|All on drugs. Every one.|
I used to be a Music Teacher. Now then – let me stop you there. Before you start the “Endless holidays, short hours, not a proper job” gubbins, I’ll just put you straight. Imagine this deliciously nightmarish scenario: You are alone in a room with 26, 11 year old children. All of them are standing behind cheap, Yamaha keyboards. Well maybe not all…three or four have got electric guitars plugged into unfeasibly large amplifiers. You have the task of teaching them all, at once, how to play a 12 bar Blues. You cannot show fear. That is their food. Instead you gavotte around the classroom, forcing prepubescent fingers into the shape of a C chord whilst counting out loud “1..2..3..4” in an attempt to give the piece some sense of pulse. Whilst you do this, you are breaking up fights, praising the ones that are getting it and encouraging the ones who will, quite frankly, never be able to play the Blues if John Lee Hooker came back from the dead and gave them a series of one-to-one lessons. Possibly with a boxed set of instructional DVDs thrown in. And the noise. It makes Ornette Coleman sound like Boyzone. 26 slightly wrong versions of the chords C, F and G played slightly out of time. But loudly. Always loudly. 50 minutes later, mercifully it ends and the instruments are abandoned and off they scurry to terrify another poor teacher. Still think the jobs a doss…?
|Now I know what Taylor Swift looks like!|
But there were surprises. A lot of my job was the technical stuff. My colleagues were all properly trained classical musicians and (through no fault of their own) hadn’t much of a clue about how music got from the instrument onto a disc. That was left to me. This meant I got to listen to hours of student’s performances, ranging from the “pretty darned good” to the “do you even know what that thing you are pounding with your fist is called?” I recorded nervous, angsty compositions, thousands of covers of “Wonderwall”, drum rudiments, bass solos, lush piano ballads and an a Capella version of “Wild Thing”. Teacher would wheel ‘em in – I’d mic ‘em up, be encouraging and off we’d go. Something (often not, strictly speaking, Music) would be recorded. Here comes the point. Teacher drops off a 14 year old girl to record a performance. This meant she could pick any appropriate material for her range or instrument. “So, what are we recording?” says I, friendly but with just a hint of authority (I wish…) “Taylor Swift”. Taylor Swift. What’s a Taylor Swift? It sounds like a bird found only on the Isle of Man. “Oh, Taylor Swift”, says I, already massively out of my depth. “And what’s the song?” “Never Grow Up…and can you play the Guitar for me please?” I silently prayed that this Taylor Swift wasn’t someone who’d played for Frank Zappa for years that I’d forgotten about and mumbled something about chord charts. She had the song on her phone. Of course she did. At the time, every teenage girl came pre-packaged with a pink Nokia, bristling with low res, Pirate Bay supplied, Avril Lavigne knockoff tunes. So I settled back to listen to a bad version of song I’d hate through a speaker smaller than a penny. Sigh. Keep smiling…lunch next period and it’s Rogan Josh Lasagne today. No, really. They did that at my school. Multi-cultural much? She pressed the tiny button and some rather nicely played acoustic guitar forced its way out of the Poundland speaker. Then the vocal…how old is this girl? “Taylor Swift wrote this didn’t she?” The student nodded. By now, she knew I was bluffing, I’m sure. But something really struck me about the lyric. Even in the least salubrious circumstances, I was finding this quite moving, For you non-Swifties (cough), the song is about wishing that your child would stay three years old forever and never have to deal with all the trials and tribulations of modern life. As a father of two children (7 and 9 years old at the time), this sounded like perfection. Can you imagine – days full of simple wonder, everything new, every object a toy, every person a playmate? I got three quarters of the way through the song. “I’ll have to get a Guitar from the storeroom”. And when I got to the storeroom, I had a little cry.
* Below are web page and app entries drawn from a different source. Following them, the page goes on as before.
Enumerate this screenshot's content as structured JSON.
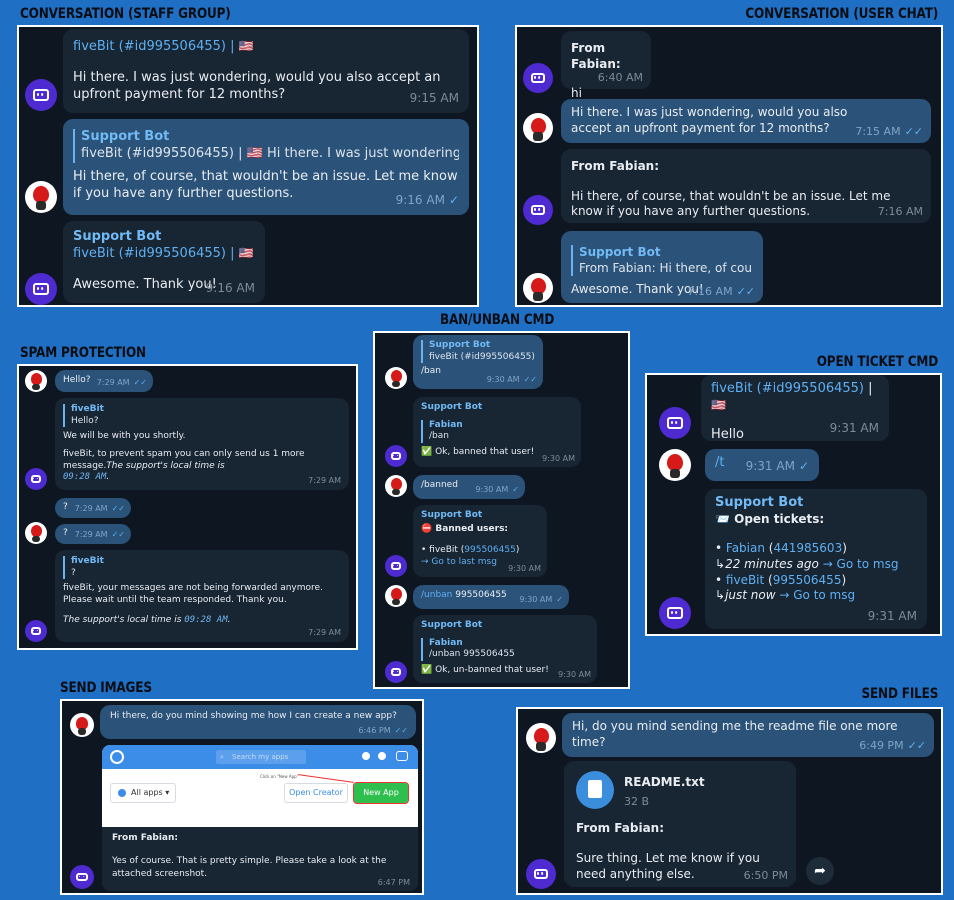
{
  "labels": {
    "staff": "Conversation (staff group)",
    "user": "Conversation (user chat)",
    "ban": "Ban/Unban CMD",
    "spam": "Spam Protection",
    "ticket": "Open Ticket CMD",
    "images": "Send Images",
    "files": "Send Files"
  },
  "staff": {
    "m1": {
      "header": "fiveBit (#id995506455) |",
      "flag": "🇺🇸",
      "text": "Hi there. I was just wondering, would you also accept an upfront payment for 12 months?",
      "time": "9:15 AM"
    },
    "m2": {
      "qname": "Support Bot",
      "qtext": "fiveBit (#id995506455) |  🇺🇸  Hi there. I was just wondering, woul...",
      "text": "Hi there, of course, that wouldn't be an issue. Let me know if you have any further questions.",
      "time": "9:16 AM"
    },
    "m3": {
      "name": "Support Bot",
      "header": "fiveBit (#id995506455) |",
      "flag": "🇺🇸",
      "text": "Awesome. Thank you!",
      "time": "9:16 AM"
    }
  },
  "userchat": {
    "m1": {
      "from": "From Fabian:",
      "text": "hi",
      "time": "6:40 AM"
    },
    "m2": {
      "text": "Hi there. I was just wondering, would you also accept an upfront payment for 12 months?",
      "time": "7:15 AM"
    },
    "m3": {
      "from": "From Fabian:",
      "text": "Hi there, of course, that wouldn't be an issue. Let me know if you have any further questions.",
      "time": "7:16 AM"
    },
    "m4": {
      "qname": "Support Bot",
      "qtext": "From Fabian:  Hi there, of cours...",
      "text": "Awesome. Thank you!",
      "time": "7:16 AM"
    }
  },
  "spam": {
    "m1": {
      "text": "Hello?",
      "time": "7:29 AM"
    },
    "m2": {
      "qname": "fiveBit",
      "qtext": "Hello?",
      "l1": "We will be with you shortly.",
      "l2": "fiveBit, to prevent spam you can only send us 1 more message.",
      "l2b": "The support's local time is",
      "l3": "09:28 AM",
      "l3b": ".",
      "time": "7:29 AM"
    },
    "m3": {
      "text": "?",
      "time": "7:29 AM"
    },
    "m4": {
      "text": "?",
      "time": "7:29 AM"
    },
    "m5": {
      "qname": "fiveBit",
      "qtext": "?",
      "l1": "fiveBit, your messages are not being forwarded anymore. Please wait until the team responded. Thank you.",
      "l2": "The support's local time is",
      "l3": "09:28 AM",
      "l3b": ".",
      "time": "7:29 AM"
    }
  },
  "ban": {
    "m1": {
      "qname": "Support Bot",
      "qtext": "fiveBit (#id995506455) ...",
      "text": "/ban",
      "time": "9:30 AM"
    },
    "m2": {
      "name": "Support Bot",
      "qname": "Fabian",
      "qtext": "/ban",
      "text": "✅ Ok, banned that user!",
      "time": "9:30 AM"
    },
    "m3": {
      "text": "/banned",
      "time": "9:30 AM"
    },
    "m4": {
      "name": "Support Bot",
      "title": "⛔ Banned users:",
      "l1": "• fiveBit (",
      "l1id": "995506455",
      "l1end": ")",
      "l2": "→ Go to last msg",
      "time": "9:30 AM"
    },
    "m5": {
      "cmd": "/unban",
      "arg": " 995506455",
      "time": "9:30 AM"
    },
    "m6": {
      "name": "Support Bot",
      "qname": "Fabian",
      "qtext": "/unban 995506455",
      "text": "✅ Ok, un-banned that user!",
      "time": "9:30 AM"
    }
  },
  "ticket": {
    "m1": {
      "name": "fiveBit",
      "id": "(#id995506455)",
      "sep": "|",
      "flag": "🇺🇸",
      "text": "Hello",
      "time": "9:31 AM"
    },
    "m2": {
      "text": "/t",
      "time": "9:31 AM"
    },
    "m3": {
      "name": "Support Bot",
      "title": "📨 Open tickets:",
      "u1": "Fabian",
      "u1id": "441985603",
      "u1ago": "22 minutes ago",
      "u1link": "→ Go to msg",
      "u2": "fiveBit",
      "u2id": "995506455",
      "u2ago": "just now",
      "u2link": "→ Go to msg",
      "time": "9:31 AM"
    }
  },
  "images": {
    "m1": {
      "text": "Hi there, do you mind showing me how I can create a new app?",
      "time": "6:46 PM"
    },
    "shot": {
      "search": "Search my apps",
      "filter": "All apps",
      "hint": "Click on \"New App\"",
      "open": "Open Creator",
      "new": "New App"
    },
    "m2": {
      "from": "From Fabian:",
      "text": "Yes of course. That is pretty simple. Please take a look at the attached screenshot.",
      "time": "6:47 PM"
    }
  },
  "files": {
    "m1": {
      "text": "Hi, do you mind sending me the readme file one more time?",
      "time": "6:49 PM"
    },
    "m2": {
      "filename": "README.txt",
      "size": "32 B",
      "from": "From Fabian:",
      "text": "Sure thing. Let me know if you need anything else.",
      "time": "6:50 PM"
    }
  },
  "icons": [
    "bot-avatar-icon",
    "user-avatar-icon",
    "double-check-icon",
    "file-icon",
    "share-icon",
    "search-icon"
  ]
}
A lot of my response was due to the fact that it was such a surprise to me. I wasn’t expecting what I got by a country mile. Diligently, I grabbed the schools’ only working Guitar, got the chords via Ultimate Guitar.com and off we went. She did a bang up job. While I artlessly plunked away, she sang in a light, breathy alto voice, with just the right amount of vibrato. Not showy. Not X Factor. Just right. She left a few years ago. I hope she’s still singing. She had a gift. And good taste.
We forget how powerful Music is. No matter what you think you are and how you think you should react, Music will always find the truth in you. You can claim you hate U2, but when you hear the opening notes of “I Will Follow”, you’re strumming your belt before you can stop yourself. I could leave my chair and pull out recordings by Neu! Miles Davis, The Clash and the MC5. These are recordings that I love…but none of them has ever made me cry. It took Taylor Swift to do that.